EXERCISE BRIEF.
Each record should be given again exactly, and any picture in it left out.

TASK DATA.
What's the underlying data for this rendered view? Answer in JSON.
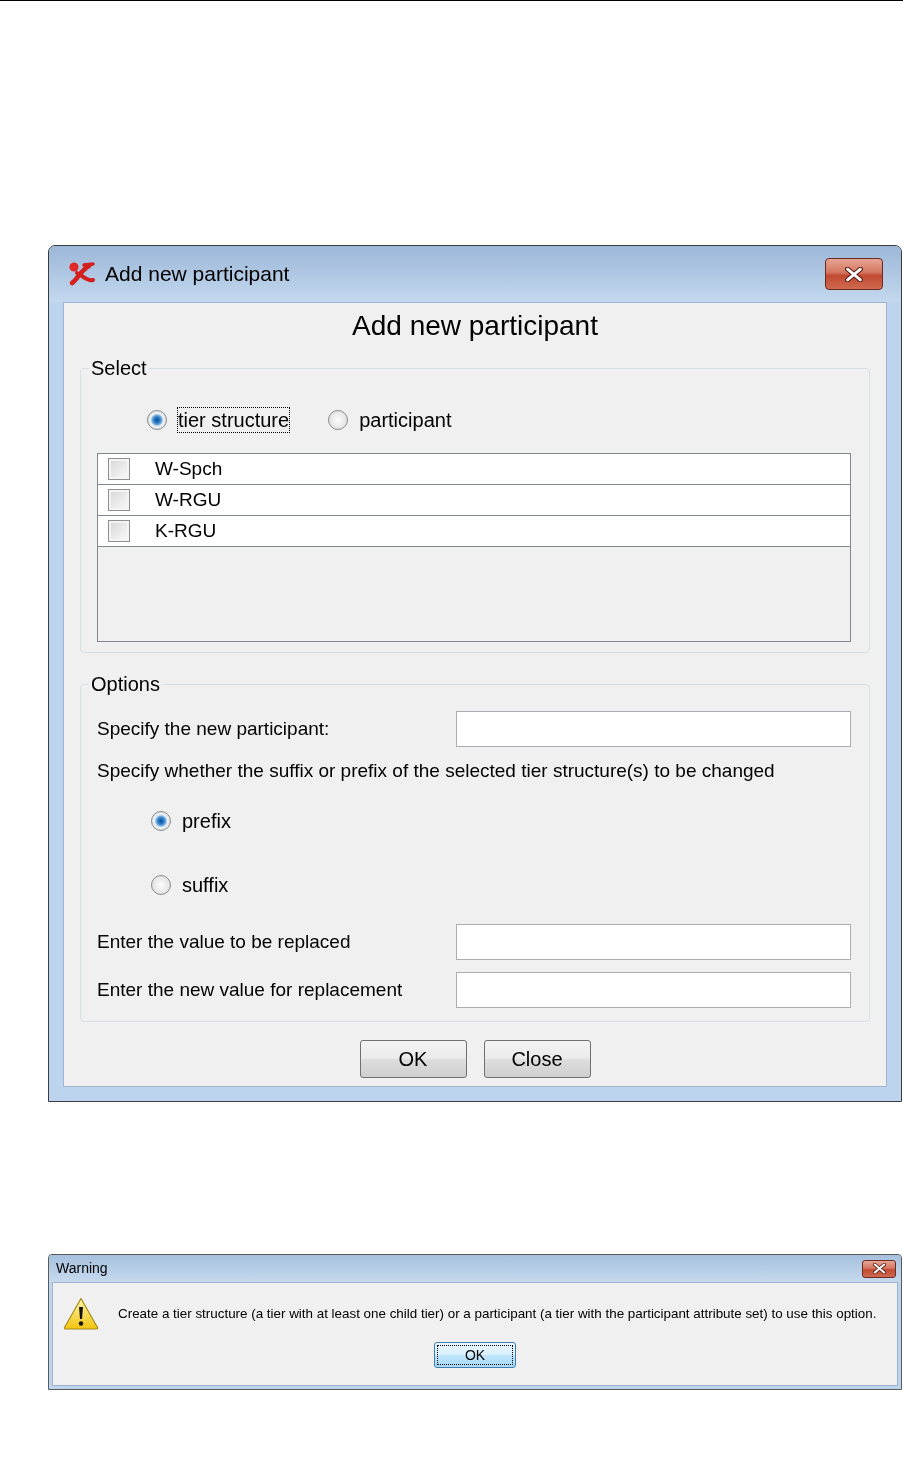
{
  "main_dialog": {
    "title": "Add new participant",
    "heading": "Add new participant",
    "select_group": {
      "legend": "Select",
      "modes": [
        {
          "label": "tier structure",
          "selected": true,
          "focused": true
        },
        {
          "label": "participant",
          "selected": false,
          "focused": false
        }
      ],
      "tiers": [
        {
          "label": "W-Spch",
          "checked": false
        },
        {
          "label": "W-RGU",
          "checked": false
        },
        {
          "label": "K-RGU",
          "checked": false
        }
      ]
    },
    "options_group": {
      "legend": "Options",
      "participant_field": {
        "label": "Specify the new participant:"
      },
      "affix_prompt": "Specify whether the suffix or prefix of the selected tier structure(s) to be changed",
      "affix_choices": [
        {
          "label": "prefix",
          "selected": true
        },
        {
          "label": "suffix",
          "selected": false
        }
      ],
      "value_fields": [
        {
          "label": "Enter the value to be replaced"
        },
        {
          "label": "Enter the new value for replacement"
        }
      ]
    },
    "buttons": [
      {
        "label": "OK"
      },
      {
        "label": "Close"
      }
    ]
  },
  "warning_dialog": {
    "title": "Warning",
    "message": "Create a tier structure (a tier with at least one child tier) or a participant (a tier with the participant attribute set) to use this option.",
    "buttons": [
      {
        "label": "OK",
        "focused": true
      }
    ]
  }
}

SOLVED PROBLEM.
What's the underlying data for this rendered view? Answer in JSON.
{
  "main_dialog": {
    "title": "Add new participant",
    "heading": "Add new participant",
    "select_group": {
      "legend": "Select",
      "modes": [
        {
          "label": "tier structure",
          "selected": true,
          "focused": true
        },
        {
          "label": "participant",
          "selected": false,
          "focused": false
        }
      ],
      "tiers": [
        {
          "label": "W-Spch",
          "checked": false
        },
        {
          "label": "W-RGU",
          "checked": false
        },
        {
          "label": "K-RGU",
          "checked": false
        }
      ]
    },
    "options_group": {
      "legend": "Options",
      "participant_field": {
        "label": "Specify the new participant:"
      },
      "affix_prompt": "Specify whether the suffix or prefix of the selected tier structure(s) to be changed",
      "affix_choices": [
        {
          "label": "prefix",
          "selected": true
        },
        {
          "label": "suffix",
          "selected": false
        }
      ],
      "value_fields": [
        {
          "label": "Enter the value to be replaced"
        },
        {
          "label": "Enter the new value for replacement"
        }
      ]
    },
    "buttons": [
      {
        "label": "OK"
      },
      {
        "label": "Close"
      }
    ]
  },
  "warning_dialog": {
    "title": "Warning",
    "message": "Create a tier structure (a tier with at least one child tier) or a participant (a tier with the participant attribute set) to use this option.",
    "buttons": [
      {
        "label": "OK",
        "focused": true
      }
    ]
  }
}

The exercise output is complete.